__Assignment__: Determine how many lines in the listing contain the string "title". Only that number goes in the answer.

•••••

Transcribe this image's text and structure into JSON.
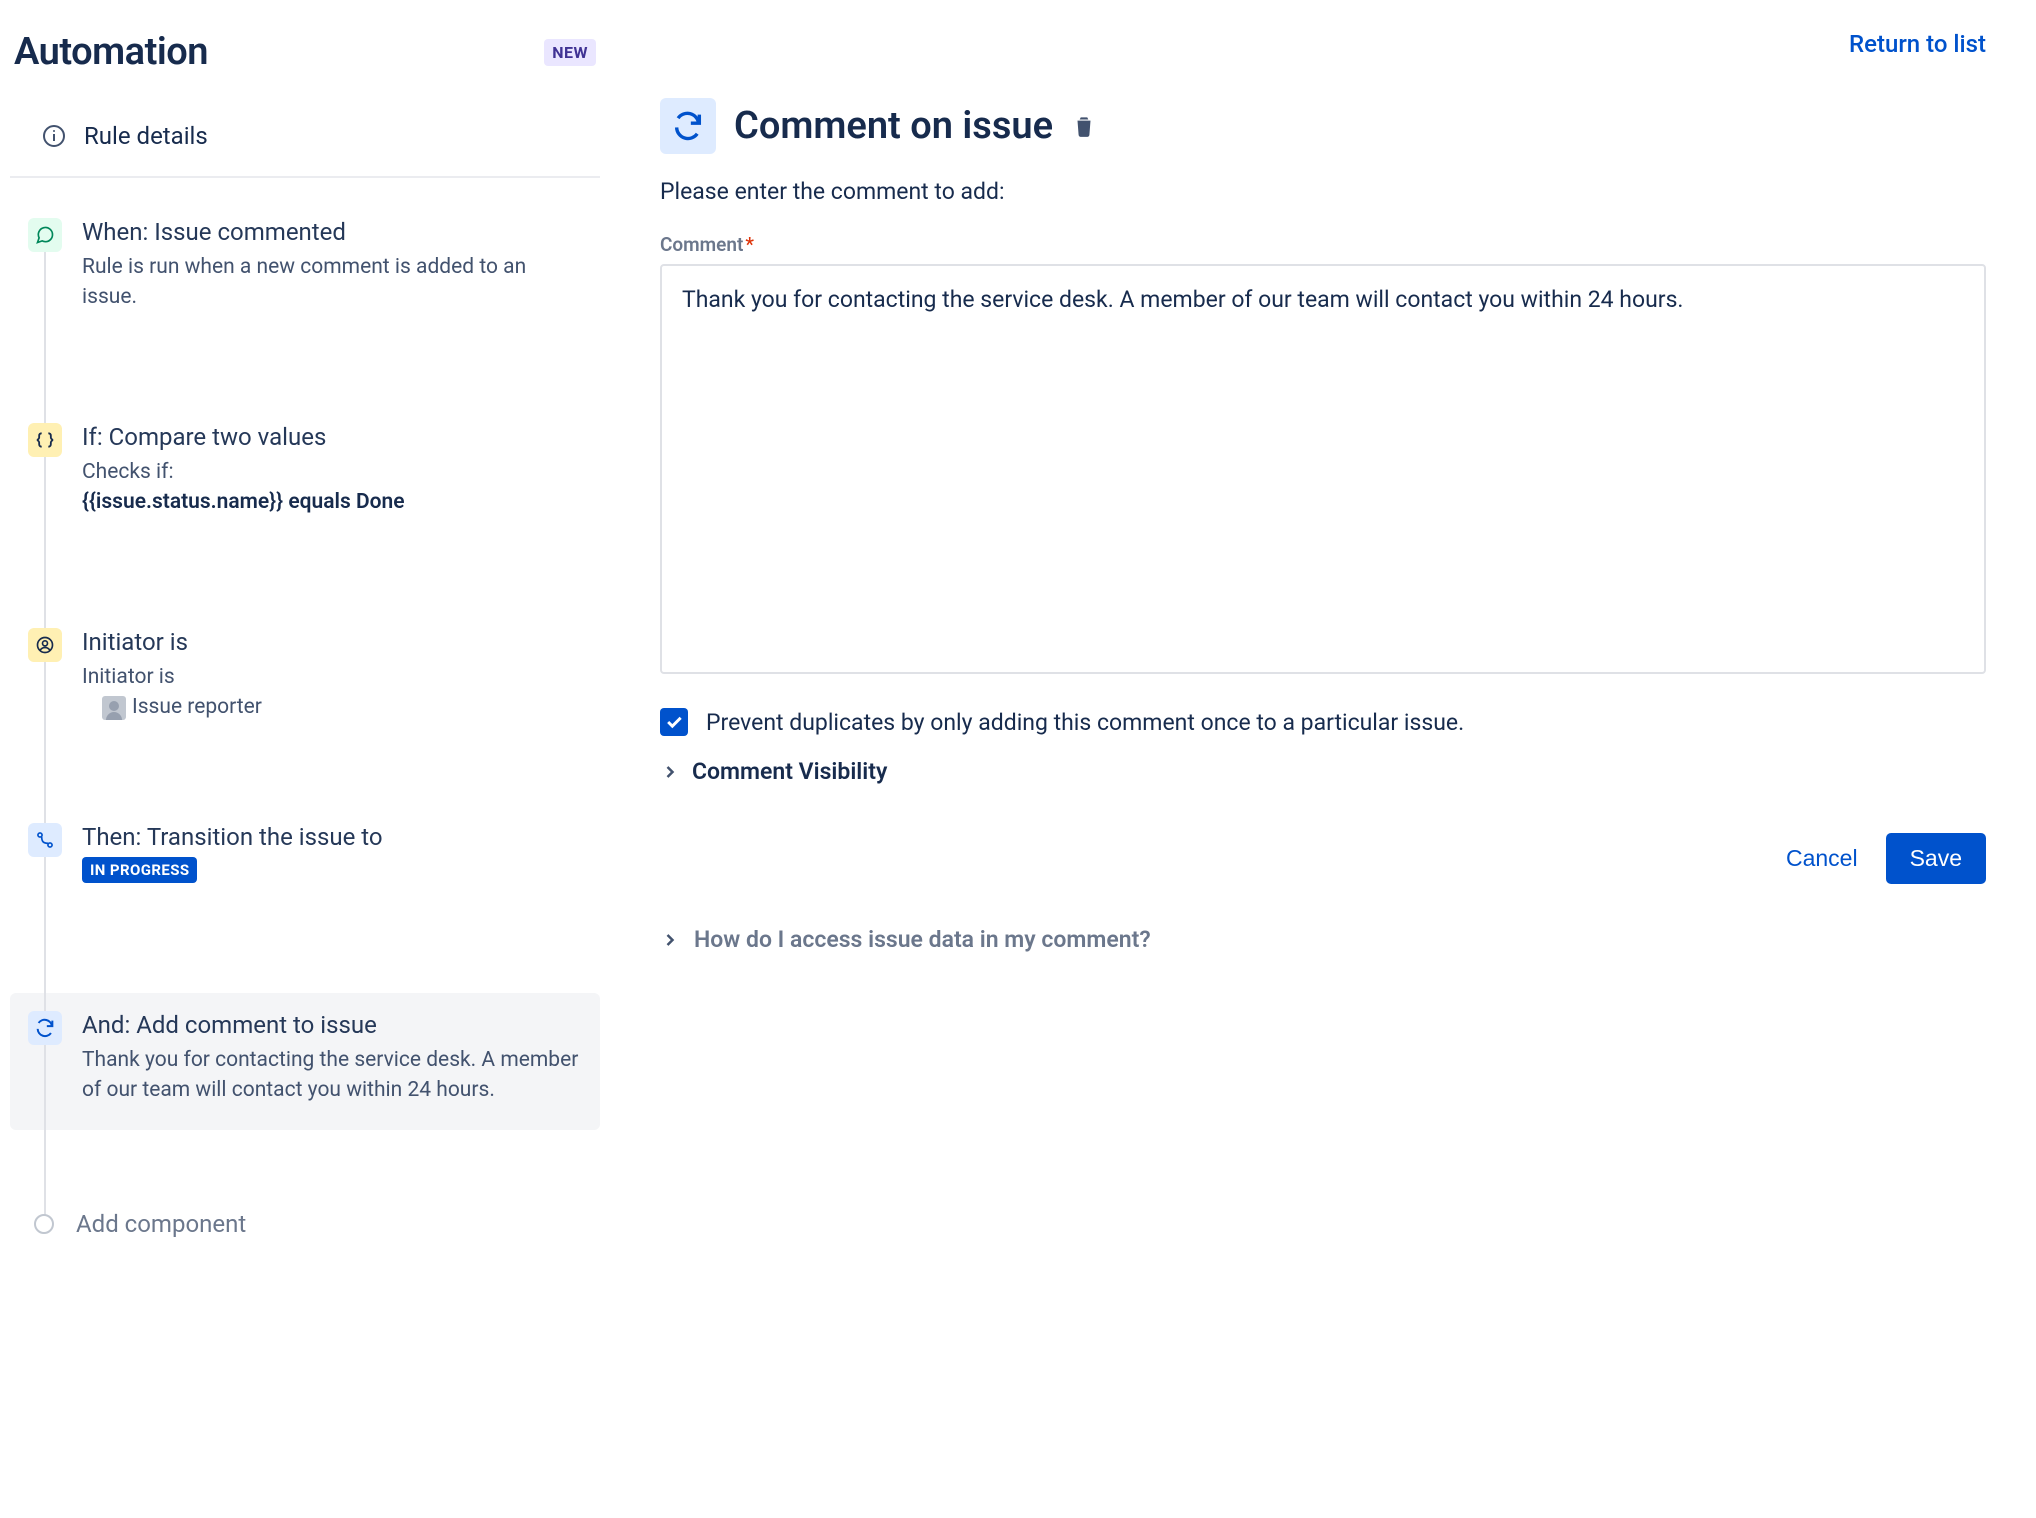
{
  "header": {
    "title": "Automation",
    "new_badge": "NEW",
    "return_link": "Return to list"
  },
  "sidebar": {
    "rule_details": "Rule details",
    "steps": {
      "trigger": {
        "title": "When: Issue commented",
        "desc": "Rule is run when a new comment is added to an issue."
      },
      "condition1": {
        "title": "If: Compare two values",
        "desc_lead": "Checks if:",
        "desc_bold": "{{issue.status.name}} equals Done"
      },
      "condition2": {
        "title": "Initiator is",
        "desc_lead": "Initiator is",
        "desc_value": "Issue reporter"
      },
      "action1": {
        "title": "Then: Transition the issue to",
        "lozenge": "IN PROGRESS"
      },
      "action2": {
        "title": "And: Add comment to issue",
        "desc": "Thank you for contacting the service desk. A member of our team will contact you within 24 hours."
      }
    },
    "add_component": "Add component"
  },
  "main": {
    "title": "Comment on issue",
    "intro": "Please enter the comment to add:",
    "comment_label": "Comment",
    "comment_value": "Thank you for contacting the service desk. A member of our team will contact you within 24 hours.",
    "prevent_duplicates_checked": true,
    "prevent_duplicates_label": "Prevent duplicates by only adding this comment once to a particular issue.",
    "visibility_label": "Comment Visibility",
    "cancel": "Cancel",
    "save": "Save",
    "help": "How do I access issue data in my comment?"
  }
}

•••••

__Task result__: 7